In the 10 months since we’ve left Indianapolis, Orlando has just been the town I moved to.

Indiana was home, and Indianapolis was my hometown. I was here with reservations, and my heart wasn’t in it.

But last night, after 49 people were killed and another 53 wounded at Pulse,  a local gay nightclub here in Orlando, this has become my city.

On Sunday morning, Omar Mateen took an AR-15 assault rifle and a pistol to Pulse at 2 a.m. and exchanged gunfire with a police officer outside. He then entered the club, opened fire on the people inside, and then took hostages. Fifty people were killed and 53 more were injured; many of them escaped through various exits and got to safety. At roughly 5 a.m., the SWAT team stormed the building, and Mateen was killed in a gunfight.

We’re all stunned. My Facebook feed has been flooded with shock, anger, tears. Prayers and messages of support are coming from friends all over the country.

Vigils are being planned in Orlando, although law enforcement is requesting they be rescheduled. One was held last night, and more are scheduled for tonight. Even more vigils were held around the country — Louisville, Indianapolis, New York, Atlanta, Denver, Austin, Las Vegas.


As in Pennsylvania. Allentown, Pennsylvania. A city of 118,000 people held a vigil for my city, 1,038 miles away. That’s some wonderful support.

Stilt walkers from the 2015 Pride Parade.
Stilt walkers from the 2015 Pride Parade.

Pleas for blood donations turned into long lines. Followed by more pleas from the blood centers to stop coming, because they had too much, and the lines stretched for blocks.

One of my first weekends here, my good friend, Clay Rivers, invited me to the Orlando Gay Pride parade. I had always promised myself I would go to Indy’s Pride parade, but never had the chance. Since I know many gay people, including Clay, I wanted to be supportive. It was a great time. I got to see how Orlando supported its gay citizens, and I was never more proud to be an ally of the LGBT community.

Except now the worst has happened in this open and supportive city: someone, fueled by intolerance, bought an assault rifle despite being on a terror watchlist, killed 50 people, and wounded 53 more.

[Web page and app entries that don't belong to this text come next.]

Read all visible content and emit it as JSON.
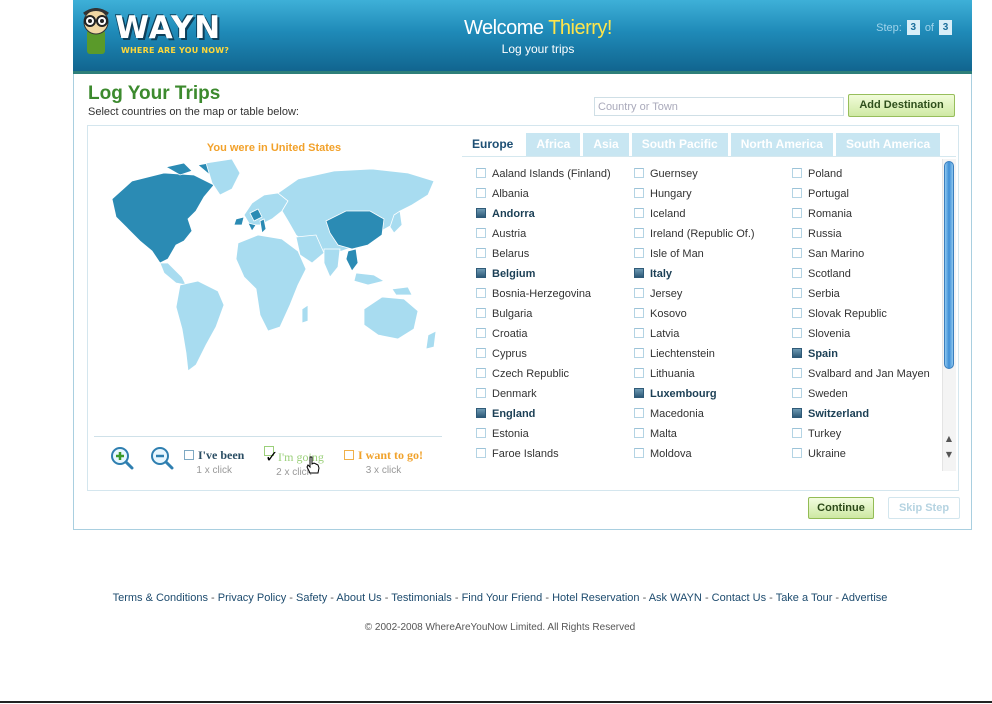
{
  "header": {
    "logo_text": "WAYN",
    "logo_tagline": "WHERE ARE YOU NOW?",
    "welcome_prefix": "Welcome",
    "user_name": "Thierry!",
    "subtitle": "Log your trips",
    "step_label": "Step:",
    "step_current": "3",
    "step_of": "of",
    "step_total": "3"
  },
  "page": {
    "title": "Log Your Trips",
    "instructions": "Select countries on the map or table below:",
    "search_placeholder": "Country or Town",
    "add_button": "Add Destination"
  },
  "map": {
    "caption": "You were in United States",
    "colors": {
      "land": "#a8dcf0",
      "visited": "#2b8bb4",
      "ocean": "#ffffff"
    },
    "legend": {
      "been": {
        "label": "I've been",
        "hint": "1 x click",
        "color": "#2b6e96"
      },
      "going": {
        "label": "I'm going",
        "hint": "2 x click",
        "color": "#8fcf5e"
      },
      "want": {
        "label": "I want to go!",
        "hint": "3 x click",
        "color": "#f0a22b"
      }
    }
  },
  "tabs": [
    "Europe",
    "Africa",
    "Asia",
    "South Pacific",
    "North America",
    "South America"
  ],
  "active_tab": "Europe",
  "countries": {
    "col1": [
      {
        "name": "Aaland Islands (Finland)",
        "selected": false
      },
      {
        "name": "Albania",
        "selected": false
      },
      {
        "name": "Andorra",
        "selected": true
      },
      {
        "name": "Austria",
        "selected": false
      },
      {
        "name": "Belarus",
        "selected": false
      },
      {
        "name": "Belgium",
        "selected": true
      },
      {
        "name": "Bosnia-Herzegovina",
        "selected": false
      },
      {
        "name": "Bulgaria",
        "selected": false
      },
      {
        "name": "Croatia",
        "selected": false
      },
      {
        "name": "Cyprus",
        "selected": false
      },
      {
        "name": "Czech Republic",
        "selected": false
      },
      {
        "name": "Denmark",
        "selected": false
      },
      {
        "name": "England",
        "selected": true
      },
      {
        "name": "Estonia",
        "selected": false
      },
      {
        "name": "Faroe Islands",
        "selected": false
      }
    ],
    "col2": [
      {
        "name": "Guernsey",
        "selected": false
      },
      {
        "name": "Hungary",
        "selected": false
      },
      {
        "name": "Iceland",
        "selected": false
      },
      {
        "name": "Ireland (Republic Of.)",
        "selected": false
      },
      {
        "name": "Isle of Man",
        "selected": false
      },
      {
        "name": "Italy",
        "selected": true
      },
      {
        "name": "Jersey",
        "selected": false
      },
      {
        "name": "Kosovo",
        "selected": false
      },
      {
        "name": "Latvia",
        "selected": false
      },
      {
        "name": "Liechtenstein",
        "selected": false
      },
      {
        "name": "Lithuania",
        "selected": false
      },
      {
        "name": "Luxembourg",
        "selected": true
      },
      {
        "name": "Macedonia",
        "selected": false
      },
      {
        "name": "Malta",
        "selected": false
      },
      {
        "name": "Moldova",
        "selected": false
      }
    ],
    "col3": [
      {
        "name": "Poland",
        "selected": false
      },
      {
        "name": "Portugal",
        "selected": false
      },
      {
        "name": "Romania",
        "selected": false
      },
      {
        "name": "Russia",
        "selected": false
      },
      {
        "name": "San Marino",
        "selected": false
      },
      {
        "name": "Scotland",
        "selected": false
      },
      {
        "name": "Serbia",
        "selected": false
      },
      {
        "name": "Slovak Republic",
        "selected": false
      },
      {
        "name": "Slovenia",
        "selected": false
      },
      {
        "name": "Spain",
        "selected": true
      },
      {
        "name": "Svalbard and Jan Mayen",
        "selected": false
      },
      {
        "name": "Sweden",
        "selected": false
      },
      {
        "name": "Switzerland",
        "selected": true
      },
      {
        "name": "Turkey",
        "selected": false
      },
      {
        "name": "Ukraine",
        "selected": false
      }
    ]
  },
  "buttons": {
    "continue": "Continue",
    "skip": "Skip Step"
  },
  "footer": {
    "links": [
      "Terms & Conditions",
      "Privacy Policy",
      "Safety",
      "About Us",
      "Testimonials",
      "Find Your Friend",
      "Hotel Reservation",
      "Ask WAYN",
      "Contact Us",
      "Take a Tour",
      "Advertise"
    ],
    "separator": "-",
    "copyright": "© 2002-2008 WhereAreYouNow Limited. All Rights Reserved"
  }
}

Here, just a few miles from where I live and work. Here, where my friends live and work. Here, where I’ve become part of different communities. That made it personal.

I may forever be a misplaced Hoosier living in the wrong state, but Orlando is My City, and I’ll stand with them.